Really good McKibben article here: - compares the existing reserves to the amount of CO2 we can still (possibly) get away with emitting.  It makes it very clear why the fossil fuel companies are so committed to denial.

Not encouraging.

Came to that conclusion quite a while ago.

First I was baffled about what motivates these people, then I learned as much as I could, including coming here and to other blogs. Even taught a class about denialism.

Two important distinctions though:

1. The victory is political, and so it is fitting a “political philosopher” wrote the opinion. The victory is neither scientific nor moral, nor anything else. But then it does not need be seeing that politics trumps everything.

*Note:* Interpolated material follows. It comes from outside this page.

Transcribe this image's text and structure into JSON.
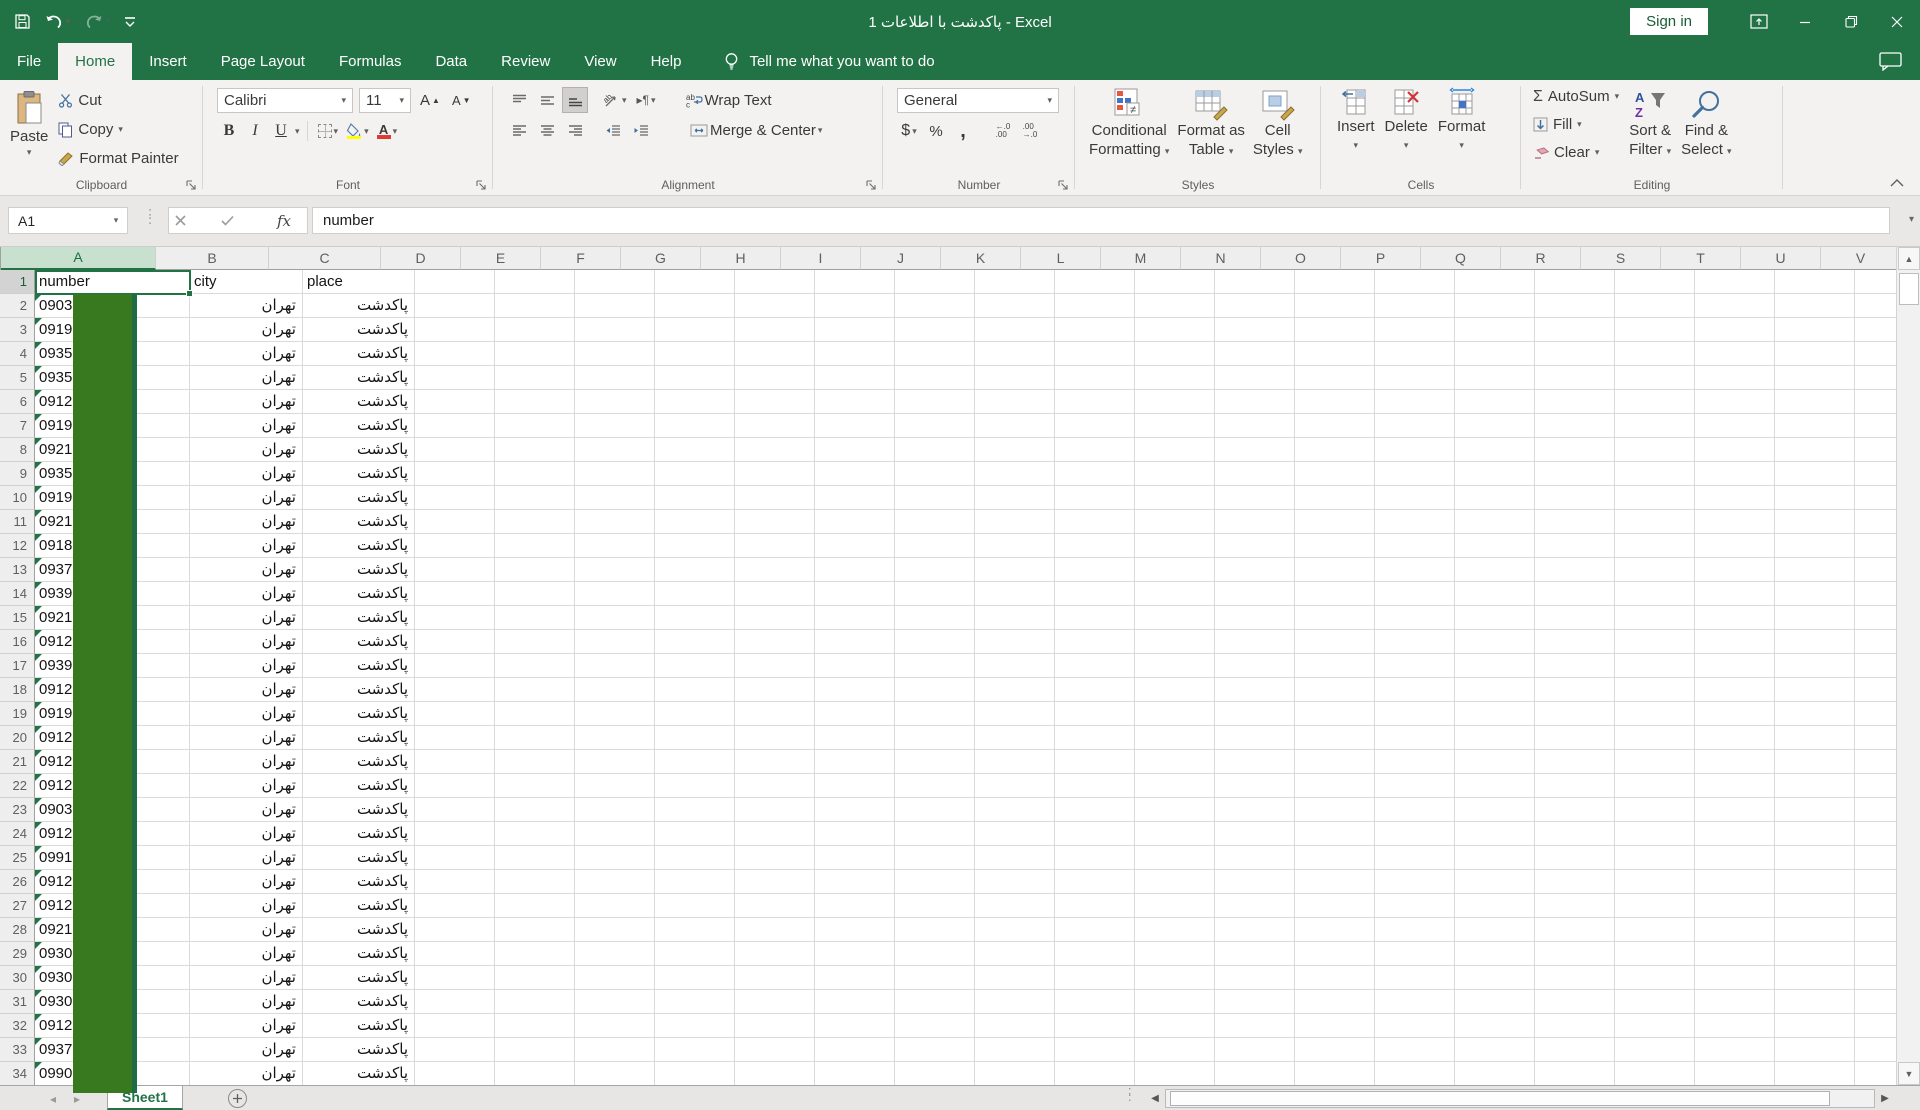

And indeed, the political will to change things will eventually return, either because current “leaders” die, or societally overwhelming consequences force the leadership to change. The latter is the consequence denialists fear much more than other consequences, because it could be swift and completely overturn their worldview. They even named it: “C”AGW, and fight that on the blogs tooth ‘n’ nails. Problem is: CAGW comes in many flavors; nobody wants it, nobody knows exactly what it might look like, but we all dread it. The “believers” because of the physical and social consequences worldwide, the “deniers” because the moral consequences (for them).

2. The victory is more a battle-field then a whole war one, as described in Manne’s reply above. There are a few “holdouts” (countries) worldwide that are trying to make a difference, successfully or not. It is not that denialism does not exist there (my students actually found quite a few places quickly after I had ventured to ascertain that country x had no such denialism movement …), but it does not (usually) get a prominent platform! The denialists though are actively working to change that, I suspect in many countries.  IMHO, the media landscape (in a country) has a lot to do with denialist prominence. Imagine everyone in the US watched the PBS newshour habitually … what a difference it would make.

I don’t accept Manne’s declaration at least not here in the USA. The denialists have won nothing, the science still proceeds and the scientific research for solutions to cheap clean energy continues uninterrupted and advances. It is inevitable that coal use in the USA will be going the way of whale oil as an energy source. Something like 54 more coal power plants are being shuttered/converted in 2012 with an additional 106 to close by 2016.

The idea that Obama has been “nobbled” by the denialist campaign and the Republican Party is probably true, but I would argue that it didn’t really require all that much nobbling. IMO Obama was never that supportive of CO2 reduction issues. His days as a state Senator saw him supporting coal, gas, oil and ethanol companies in Illinois. Obama has always done what is in HIS best interest in getting elected. It’s not a criticism but rather just a fact of politics.   

I get the feeling that all politicians wheel around what is popular.  Conservative or liberal, it doesn’t matter.

In BC, Conservative Premier who is pro Enbridge pipeline has come out against it;  (In case you’re confused Windy… Liberal in Canada means ‘center’.)  Conservative Christy Clark has been coming out and repeating all the environmental mantra.  No jobs, no money, all the risk.

This will all be over when public opinion sways to understanding and accepting climate change.